• **YOUR OBJECTIVE**:
Pull every line with "icon" from the entries below.

• **Data about app and page elements**:
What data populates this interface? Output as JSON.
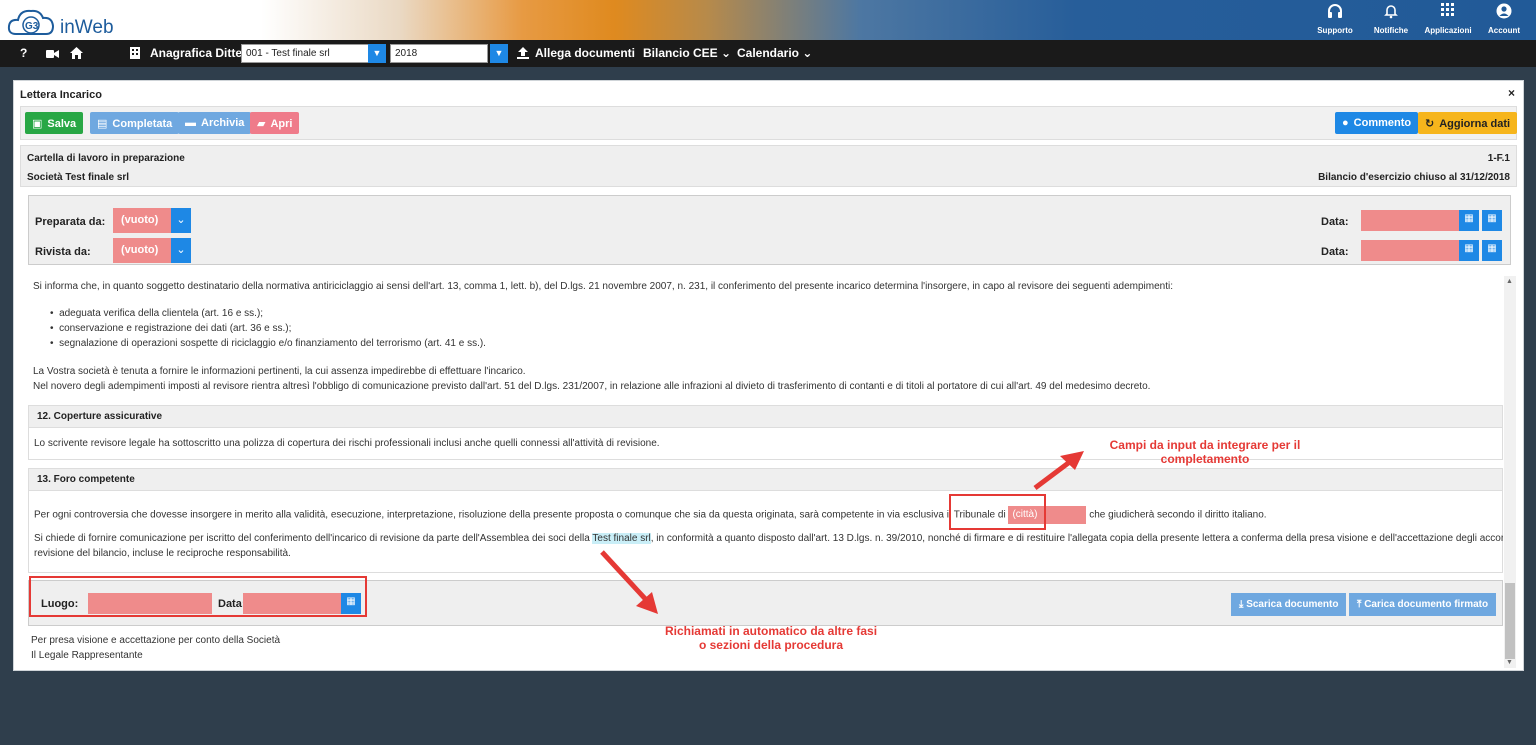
{
  "app": {
    "name": "inWeb",
    "logo_text": "G3"
  },
  "topbar": {
    "items": [
      {
        "label": "Supporto",
        "icon": "headset-icon"
      },
      {
        "label": "Notifiche",
        "icon": "bell-icon"
      },
      {
        "label": "Applicazioni",
        "icon": "grid-icon"
      },
      {
        "label": "Account",
        "icon": "user-icon"
      }
    ]
  },
  "navbar": {
    "help": "?",
    "anagrafica": "Anagrafica Ditte",
    "company_select": "001 - Test finale srl",
    "year_select": "2018",
    "allega": "Allega documenti",
    "bilancio": "Bilancio CEE",
    "calendario": "Calendario"
  },
  "panel": {
    "title": "Lettera Incarico",
    "close": "×",
    "buttons": {
      "salva": "Salva",
      "completata": "Completata",
      "archivia": "Archivia",
      "apri": "Apri",
      "commento": "Commento",
      "aggiorna": "Aggiorna dati"
    },
    "info": {
      "status": "Cartella di lavoro in preparazione",
      "code": "1-F.1",
      "company": "Società Test finale srl",
      "bilancio": "Bilancio d'esercizio chiuso al 31/12/2018"
    },
    "signatures": {
      "prepared_label": "Preparata da:",
      "prepared_value": "(vuoto)",
      "reviewed_label": "Rivista da:",
      "reviewed_value": "(vuoto)",
      "date_label": "Data:"
    }
  },
  "content": {
    "intro": "Si informa che, in quanto soggetto destinatario della normativa antiriciclaggio ai sensi dell'art. 13, comma 1, lett. b), del D.lgs. 21 novembre 2007, n. 231, il conferimento del presente incarico determina l'insorgere, in capo al revisore dei seguenti adempimenti:",
    "bullets": [
      "adeguata verifica della clientela (art. 16 e ss.);",
      "conservazione e registrazione dei dati (art. 36 e ss.);",
      "segnalazione di operazioni sospette di riciclaggio e/o finanziamento del terrorismo (art. 41 e ss.)."
    ],
    "para1": "La Vostra società è tenuta a fornire le informazioni pertinenti, la cui assenza impedirebbe di effettuare l'incarico.",
    "para2": "Nel novero degli adempimenti imposti al revisore rientra altresì l'obbligo di comunicazione previsto dall'art. 51 del D.lgs. 231/2007, in relazione alle infrazioni al divieto di trasferimento di contanti e di titoli al portatore di cui all'art. 49 del medesimo decreto.",
    "sec12_title": "12. Coperture assicurative",
    "sec12_body": "Lo scrivente revisore legale ha sottoscritto una polizza di copertura dei rischi professionali inclusi anche quelli connessi all'attività di revisione.",
    "sec13_title": "13. Foro competente",
    "sec13_p1a": "Per ogni controversia che dovesse insorgere in merito alla validità, esecuzione, interpretazione, risoluzione della presente proposta o comunque che sia da questa originata, sarà competente in via esclusiva il Tribunale di",
    "sec13_city": "(città)",
    "sec13_p1b": "che giudicherà secondo il diritto italiano.",
    "sec13_p2a": "Si chiede di fornire comunicazione per iscritto del conferimento dell'incarico di revisione da parte dell'Assemblea dei soci della",
    "sec13_company": "Test finale srl",
    "sec13_p2b": ", in conformità a quanto disposto dall'art. 13 D.lgs. n. 39/2010, nonché di firmare e di restituire l'allegata copia della presente lettera a conferma della presa visione e dell'accettazione degli accordi per la",
    "sec13_p2c": "revisione del bilancio, incluse le reciproche responsabilità.",
    "luogo_label": "Luogo:",
    "data_label": "Data:",
    "scarica": "Scarica documento",
    "carica": "Carica documento firmato",
    "presa": "Per presa visione e accettazione per conto della Società",
    "legale": "Il Legale Rappresentante"
  },
  "annotations": {
    "a1_line1": "Campi da input da integrare per il",
    "a1_line2": "completamento",
    "a2_line1": "Richiamati in automatico da altre fasi",
    "a2_line2": "o sezioni della procedura"
  },
  "colors": {
    "red_annot": "#e53935",
    "pink_field": "#ef8b8b",
    "primary": "#1e88e5"
  }
}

• **SOLUTION**:
        "icon": "headset-icon"
        "icon": "bell-icon"
        "icon": "grid-icon"
        "icon": "user-icon"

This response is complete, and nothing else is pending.